What is your name there?
Mine is Dasha Eyeless. I say so because perhaps you added my old account that have been deleted and then restored by Big Brother Facebook asssucking cockgagging team.
=)
Would LOVE to see you as my friend there, because I try to write only in english on Facebook.
And-surprise surprise-I posted the quotes you posted here to my Facebook info, because they are wonderful, and I couldn`t find that book in English.
<3
losemeontheway on January 30th, 2010 04:14 am (UTC)
Sorry this is so late... but I'm so glad you liked it! It is also on my top favorite books ever list. I saw all the quotations you posted on your tumblr, so I figured you did. But I always feel a little awkward giving people books as gifts and worry that they will hate them and think I have terrible taste in literature. So... yeah. I thought you would appreciate Woolf's sense of humor in Orlando, though, among other things. The "and so on for six pages" pat always makes me lol. And her meeting with Shelmerdine, of course.
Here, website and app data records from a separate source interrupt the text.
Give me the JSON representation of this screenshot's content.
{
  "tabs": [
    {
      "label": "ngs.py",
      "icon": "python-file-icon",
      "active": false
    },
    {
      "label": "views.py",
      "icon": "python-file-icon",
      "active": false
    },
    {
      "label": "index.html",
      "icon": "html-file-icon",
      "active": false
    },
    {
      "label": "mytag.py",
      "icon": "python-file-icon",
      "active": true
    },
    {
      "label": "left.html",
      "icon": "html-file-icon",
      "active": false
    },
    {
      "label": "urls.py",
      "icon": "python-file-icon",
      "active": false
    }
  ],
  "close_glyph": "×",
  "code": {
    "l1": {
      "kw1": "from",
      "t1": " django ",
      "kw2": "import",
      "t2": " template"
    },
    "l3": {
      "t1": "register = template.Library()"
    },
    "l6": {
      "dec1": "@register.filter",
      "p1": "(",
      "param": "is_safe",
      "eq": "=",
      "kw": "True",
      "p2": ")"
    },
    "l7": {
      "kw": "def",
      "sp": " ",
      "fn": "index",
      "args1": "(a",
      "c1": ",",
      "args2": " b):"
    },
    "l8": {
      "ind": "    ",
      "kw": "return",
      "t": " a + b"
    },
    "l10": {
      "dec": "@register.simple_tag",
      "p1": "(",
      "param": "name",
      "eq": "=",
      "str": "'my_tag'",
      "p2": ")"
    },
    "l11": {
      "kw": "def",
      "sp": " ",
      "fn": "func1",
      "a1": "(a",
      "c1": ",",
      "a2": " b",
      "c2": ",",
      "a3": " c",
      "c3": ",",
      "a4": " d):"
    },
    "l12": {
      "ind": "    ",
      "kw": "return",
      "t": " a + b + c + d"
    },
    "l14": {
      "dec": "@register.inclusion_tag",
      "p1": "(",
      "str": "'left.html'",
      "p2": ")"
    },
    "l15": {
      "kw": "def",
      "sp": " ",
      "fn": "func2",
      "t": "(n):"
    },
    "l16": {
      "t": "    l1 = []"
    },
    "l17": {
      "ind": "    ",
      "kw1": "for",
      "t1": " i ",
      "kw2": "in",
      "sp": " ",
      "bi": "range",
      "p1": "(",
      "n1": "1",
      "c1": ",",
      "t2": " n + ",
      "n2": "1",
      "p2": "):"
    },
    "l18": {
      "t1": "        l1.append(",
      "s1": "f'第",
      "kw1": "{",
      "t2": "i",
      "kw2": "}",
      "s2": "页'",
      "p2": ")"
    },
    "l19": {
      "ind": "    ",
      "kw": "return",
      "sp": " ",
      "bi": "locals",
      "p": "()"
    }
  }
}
Have you read To The Lighthouse? It's very different from Orlando, but I think you might like it as well (or not, I don't know). It's also up there on my favorites list, although I think I may possibly like Orlando a tiny bit better on account of its being one of the most hilarious books I've ever read. Woold's prose in Lighthouse is just breathtakingly beautiful, though, so maybe it's a tossup.

We should talk sometime; I miss you! I hope everything is going great for you!
n3cr0phelia on February 19th, 2010 06:47 am (UTC)
I'm later.

I miss you too.
:(